What is it all for? 


By Ellis Sondrup

Another lap/Gliding across the pool, junior Pilar Cohen swims her best stroke, freestyle. Cohen, a swim team captain, has been swimming for 10 years and will continue her career swimming colligatley following high school. Photo by Ellis Sondrup

It’s 5:00 a.m., dark, cold and the city is asleep, but there are students, elite high school athletes, that are up. Swimmers are about to dive in the pool, basketball players are in the weight room and runners are trying to get out before the sun does. On top of AP classes, friends, family and training, there’s not much room for anything else. 

These elite, high school athletes are giving up their time, energy, social life and sometimes even grades to train and prime themselves for competition. Things considered essential to the “high school experience” are given up; parties are skipped, staying out late is taboo and eating whatever you want when you want isn’t even an option. Anywhere from 12-25 hours a week are spent training for a sport that most kids will not pursue past college, and many, highschool. 

So what is it all for? 

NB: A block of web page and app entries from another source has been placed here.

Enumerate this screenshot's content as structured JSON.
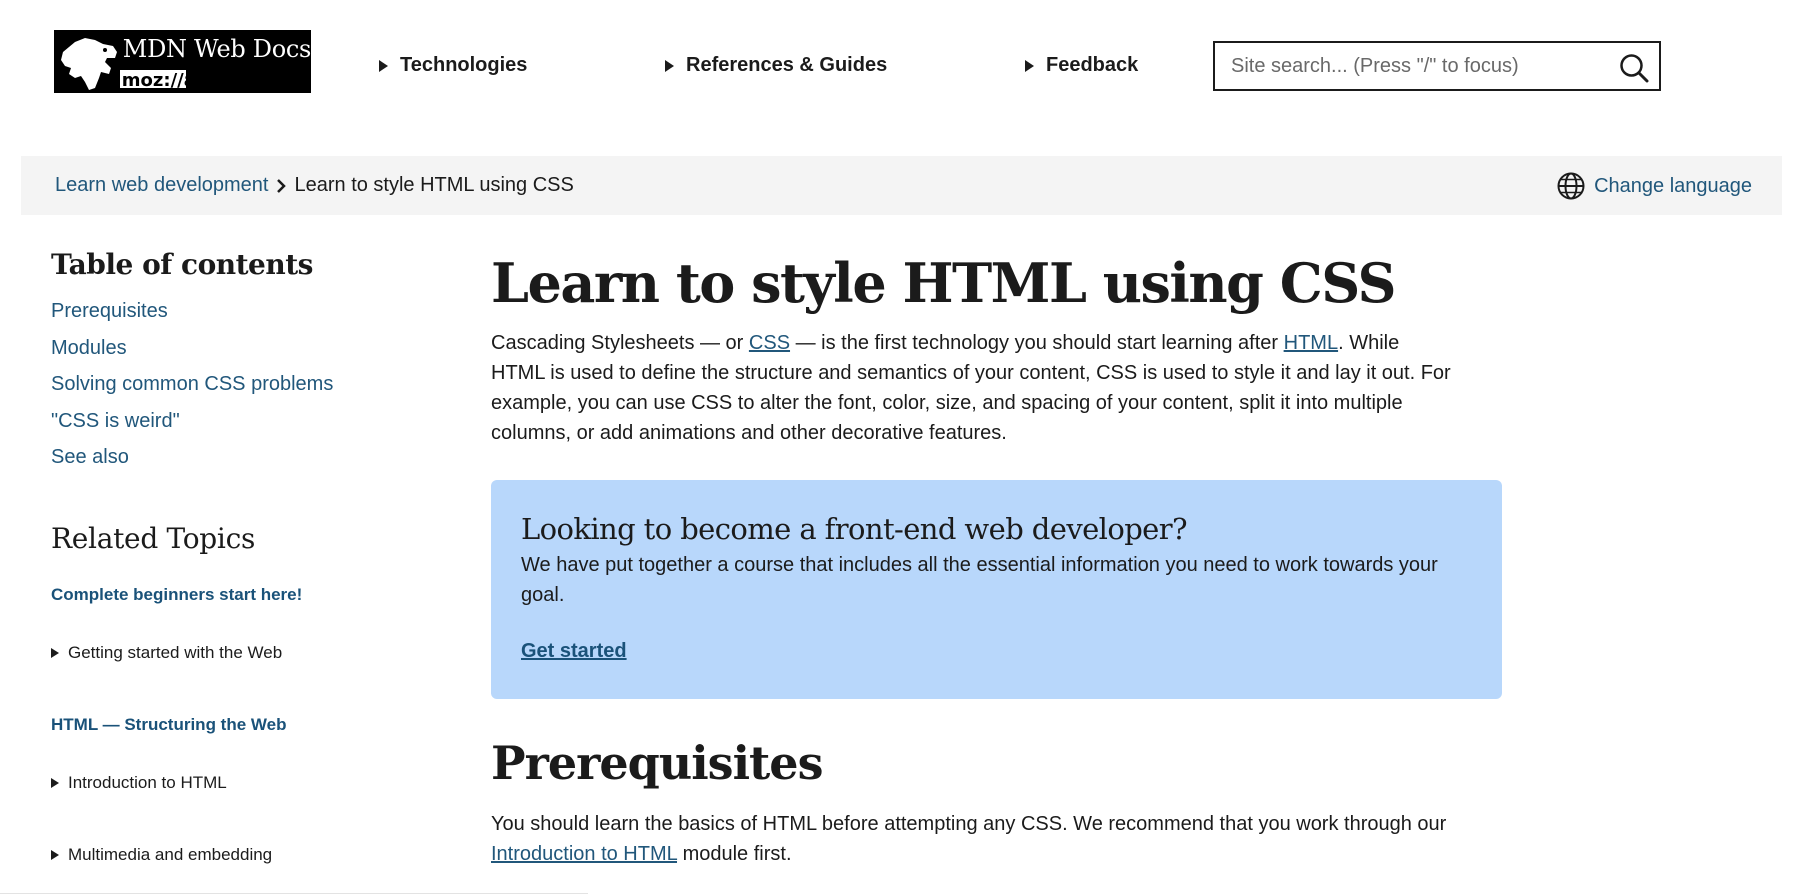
{
  "header": {
    "logo_title": "MDN Web Docs",
    "logo_sub": "moz://a",
    "nav": [
      {
        "label": "Technologies"
      },
      {
        "label": "References & Guides"
      },
      {
        "label": "Feedback"
      }
    ],
    "search_placeholder": "Site search... (Press \"/\" to focus)"
  },
  "breadcrumb": {
    "parent": "Learn web development",
    "current": "Learn to style HTML using CSS",
    "change_language": "Change language"
  },
  "sidebar": {
    "toc_title": "Table of contents",
    "toc": [
      "Prerequisites",
      "Modules",
      "Solving common CSS problems",
      "\"CSS is weird\"",
      "See also"
    ],
    "related_title": "Related Topics",
    "related": {
      "group1": "Complete beginners start here!",
      "item1": "Getting started with the Web",
      "group2": "HTML — Structuring the Web",
      "item2": "Introduction to HTML",
      "item3": "Multimedia and embedding"
    }
  },
  "main": {
    "title": "Learn to style HTML using CSS",
    "intro": {
      "p1": "Cascading Stylesheets — or ",
      "link_css": "CSS",
      "p2": " — is the first technology you should start learning after ",
      "link_html": "HTML",
      "p3": ". While HTML is used to define the structure and semantics of your content, CSS is used to style it and lay it out. For example, you can use CSS to alter the font, color, size, and spacing of your content, split it into multiple columns, or add animations and other decorative features."
    },
    "callout": {
      "title": "Looking to become a front-end web developer?",
      "text": "We have put together a course that includes all the essential information you need to work towards your goal.",
      "link": "Get started"
    },
    "prereq_title": "Prerequisites",
    "prereq": {
      "p1": "You should learn the basics of HTML before attempting any CSS. We recommend that you work through our ",
      "link": "Introduction to HTML",
      "p2": " module first."
    }
  },
  "colors": {
    "link": "#21577b",
    "callout_bg": "#b8d7fb",
    "breadcrumb_bg": "#f4f4f4"
  }
}
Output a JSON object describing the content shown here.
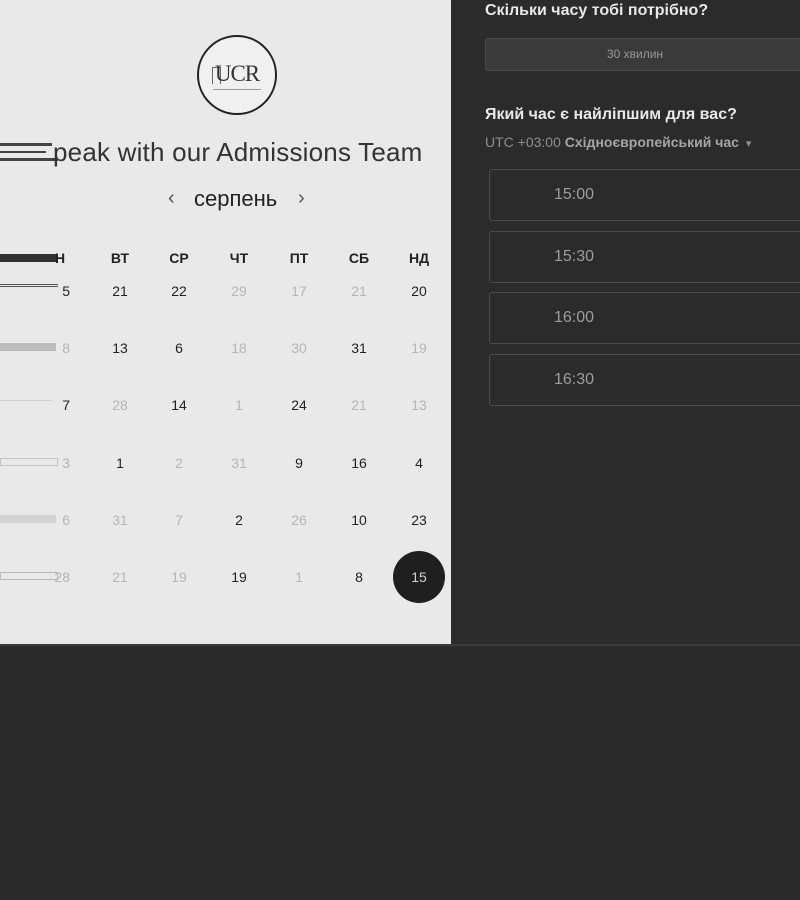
{
  "left": {
    "logo_text": "UCR",
    "title": "peak with our Admissions Team",
    "month": "серпень",
    "prev_symbol": "‹",
    "next_symbol": "›",
    "day_headers": [
      "Н",
      "ВТ",
      "СР",
      "ЧТ",
      "ПТ",
      "СБ",
      "НД"
    ],
    "weeks": [
      [
        "5",
        "21",
        "22",
        "29",
        "17",
        "21",
        "20"
      ],
      [
        "8",
        "13",
        "6",
        "18",
        "30",
        "31",
        "19"
      ],
      [
        "7",
        "28",
        "14",
        "1",
        "24",
        "21",
        "13"
      ],
      [
        "3",
        "1",
        "2",
        "31",
        "9",
        "16",
        "4"
      ],
      [
        "6",
        "31",
        "7",
        "2",
        "26",
        "10",
        "23"
      ],
      [
        "28",
        "21",
        "19",
        "19",
        "1",
        "8",
        "15"
      ]
    ]
  },
  "right": {
    "duration_question": "Скільки часу тобі потрібно?",
    "duration_value": "30 хвилин",
    "time_question": "Який час є найліпшим для вас?",
    "timezone_offset": "UTC +03:00",
    "timezone_name": "Східноєвропейський час",
    "timezone_caret": "▾",
    "slots": [
      "15:00",
      "15:30",
      "16:00",
      "16:30"
    ]
  },
  "colors": {
    "left_bg": "#e9e9e9",
    "right_bg": "#2b2b2b",
    "selected_day": "#1f1f1f"
  }
}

The relentless practices and training take a toll on many of these athletes, causing injury, and in some cases, depression. A lack of training or ability resulting from injury or inability adversely affects these athletes who have dedicated their lives to a single sport. 

“Dealing with injuries is one of the hardest things I have had to do, and it takes a lot of discipline to be able to come back from an injury,” senior Michael Luna said. 

Luna has swam for both the  school and his club team throughout high school, dealing with repeated injuries resulting from the intense training. “I sacrifice everything to try to become as good as I can. I just want to challenge myself and try to improve every day.”

For some, training has become an escape from everyday life, even though it’s a part of it. Practices that seem endless are a mental break for most: a time where student athletes can forget about the social pressures of school, friends and sometimes even family. 

“I found a way out of friends and out of having all this pressure on me,” sophomore Charlotte Heness explained. 

Heness has been playing soccer for most of her life. She now trains strictly with a club team and trainer, hoping to one day play soccer at the professional and national level. “When I come onto the field, it all just releases…being on the field is just a safe place to do whatever I want to do. I get to create what I want to create in the game” Heness said.  

Many have hopes for college and some even have professional hopes. To these athletes, the hopes of competing at the collegiate level outweigh what they have had to give up to improve. However, for many of these athletes, competing in college is simply a continuation of the sport they love.  

“I play football because I love it. Plain and simple” senior Riley Danielson said.

 Danielson is continuing to play football at the collegiate level next year, playing for UNLV alongside his brother. “There’s no better feeling than going to battle knowing that my boys have my back.” 

Despite a dedication to athletic pursuits, most athletes simply enjoy it and can not imagine their life any other way. A packed schedule, long nights of homework and a tired body is usual, but enjoyable. The draw of competition and accomplishment is a drug, one that these athletes consider essential. 

“I’m addicted to the sport,” Heness said. “It’s an addiction. I train 9 times a week. I don’t know what I would do without it, I really don’t.” 

Ask any of these elite athletes, and they would say the same thing. The sacrificing of so much in high school is worth it, simply for the love of the game.